….and our Mobile Real Estate software and services will run on any tablet and Smartphone Operating System.
Google wants to patent mobile commerce
Google owes its success to putting advertising into parts of our lives where no one has ever put adverts before. Now a new patent illustrates the extent of its ambitions.
Last week Google applied to patent one of the cornerstones of mobile commerce – billing by SMS. Details of the invention, entitled “Text message payment”, are scant in the application that was published on Thursday. But US 2007/0203836 does, however, illustrate the extent of Google’s ambitions. It envisages payments for conventional retail shopping (for example at Starbucks or McDonald’s), as well as browser-based surfing, and SMS services such as ringtones.
Now that Text messaging is so natural to everyone with a cellphone, can m-commerce prevail vs the traditional card swipe? what happens if you loose your phone? We can’t wait till the mobile phone can get us dressed and brush our teeth some day.. .
Regional, flat-rate CDMA operator Revol Wireless reached an agreement late last month with bondholders that the company said will prevent a possible bankruptcy.
Scott Bergs, Revol’s chief operating officer, said Revol was unable to repay its senior secured notes due Dec. 15, and as a result began negotiations with its bondholders. He said the company reached an agreement with the bondholders Dec. 30 that extends the deadline for the repayment to April 30. He said the extension will give Revol additional time to obtain the necessary funds. However, in the event the company remains unable to repay the notes when they become due in April, Bergs said the agreement outlines a transfer of control of Revol to its bondholders–a stipulation he said is intended to prevent Revol from having to file for bankruptcy.
Bergs declined to name the bondholders. The company owes $150 million.
Bergs said Revol encountered some unexpected “hiccups in our refinancing plan,” and the company was therefore unable to make its Dec. 15 payments. “We still remain excited about our growth trajectory,” he said.
According to a person with knowledge of the situation, Revol–a privately held carrier with 350 employees and operations in Ohio and surrounding areas–is currently in merger discussions with another regional, flat-rate CDMA carrier, Mobi PCS in Hawaii. Both companies share the same main investors–Boston’s M/C Venture Partners and Virginia’s Columbia Capital–as well as the same CEO, Bill Javis. Revol’s Bergs acknowledged that such a tie-up could be explored, and said the companies have collaborated in the past, but declined to comment on any possible merger discussions.
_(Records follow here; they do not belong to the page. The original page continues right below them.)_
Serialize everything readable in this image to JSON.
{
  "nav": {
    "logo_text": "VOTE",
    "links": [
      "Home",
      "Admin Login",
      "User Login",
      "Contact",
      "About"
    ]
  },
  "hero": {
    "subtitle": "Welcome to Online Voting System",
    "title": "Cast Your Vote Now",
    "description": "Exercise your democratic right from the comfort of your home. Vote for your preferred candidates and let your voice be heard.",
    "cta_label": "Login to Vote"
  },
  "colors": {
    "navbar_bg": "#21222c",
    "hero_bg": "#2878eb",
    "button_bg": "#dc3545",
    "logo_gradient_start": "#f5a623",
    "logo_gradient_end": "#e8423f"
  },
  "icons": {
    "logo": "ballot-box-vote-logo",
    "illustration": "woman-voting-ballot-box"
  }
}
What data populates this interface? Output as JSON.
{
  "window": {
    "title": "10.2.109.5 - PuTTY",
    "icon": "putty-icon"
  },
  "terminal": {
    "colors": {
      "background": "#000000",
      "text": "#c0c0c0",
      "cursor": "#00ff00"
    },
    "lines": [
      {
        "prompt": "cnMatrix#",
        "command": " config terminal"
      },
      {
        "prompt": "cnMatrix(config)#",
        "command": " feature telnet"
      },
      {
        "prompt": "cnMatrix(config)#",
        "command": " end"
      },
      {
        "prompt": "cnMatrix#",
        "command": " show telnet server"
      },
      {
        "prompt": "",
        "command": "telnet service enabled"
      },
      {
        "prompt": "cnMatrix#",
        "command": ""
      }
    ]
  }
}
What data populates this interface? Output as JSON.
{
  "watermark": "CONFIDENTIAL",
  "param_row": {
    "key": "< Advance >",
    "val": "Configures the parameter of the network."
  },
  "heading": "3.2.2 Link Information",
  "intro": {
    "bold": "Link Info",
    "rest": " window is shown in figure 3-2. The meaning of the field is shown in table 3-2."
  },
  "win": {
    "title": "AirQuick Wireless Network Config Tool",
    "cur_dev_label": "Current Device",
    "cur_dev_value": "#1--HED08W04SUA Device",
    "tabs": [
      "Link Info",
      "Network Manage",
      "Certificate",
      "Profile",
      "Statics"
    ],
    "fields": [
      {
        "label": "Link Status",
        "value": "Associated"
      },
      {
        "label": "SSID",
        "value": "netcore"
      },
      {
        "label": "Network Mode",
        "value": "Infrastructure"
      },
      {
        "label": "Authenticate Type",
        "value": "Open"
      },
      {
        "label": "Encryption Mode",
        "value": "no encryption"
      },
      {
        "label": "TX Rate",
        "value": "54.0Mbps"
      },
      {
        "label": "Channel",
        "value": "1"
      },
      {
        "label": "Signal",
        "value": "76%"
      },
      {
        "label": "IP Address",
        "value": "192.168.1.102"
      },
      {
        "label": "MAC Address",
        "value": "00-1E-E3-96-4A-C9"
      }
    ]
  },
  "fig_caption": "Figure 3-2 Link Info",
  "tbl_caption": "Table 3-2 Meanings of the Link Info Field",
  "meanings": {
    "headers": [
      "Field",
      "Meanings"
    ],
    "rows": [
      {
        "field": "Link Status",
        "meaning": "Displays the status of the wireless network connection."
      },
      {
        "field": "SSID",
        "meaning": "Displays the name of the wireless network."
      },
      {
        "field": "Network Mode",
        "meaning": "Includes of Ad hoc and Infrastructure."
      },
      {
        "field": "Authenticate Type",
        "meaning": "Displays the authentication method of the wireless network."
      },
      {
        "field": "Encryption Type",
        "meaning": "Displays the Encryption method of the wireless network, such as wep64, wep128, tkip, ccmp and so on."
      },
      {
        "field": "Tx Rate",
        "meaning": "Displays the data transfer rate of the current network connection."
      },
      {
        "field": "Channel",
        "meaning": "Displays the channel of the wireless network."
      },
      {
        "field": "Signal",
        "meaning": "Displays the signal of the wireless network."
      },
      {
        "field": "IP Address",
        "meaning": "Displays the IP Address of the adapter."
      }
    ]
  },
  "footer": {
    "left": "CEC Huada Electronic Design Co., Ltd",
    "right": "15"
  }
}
Interestingly, Revol’s financial troubles come during a busy time for the carrier: Revol plans to begin selling its first Android smartphone, the LG Optimus, Jan. 7 for $299. The phone will be available with a no-contract, monthly service plan of $55 per month, which includes unlimited talking, texting and data.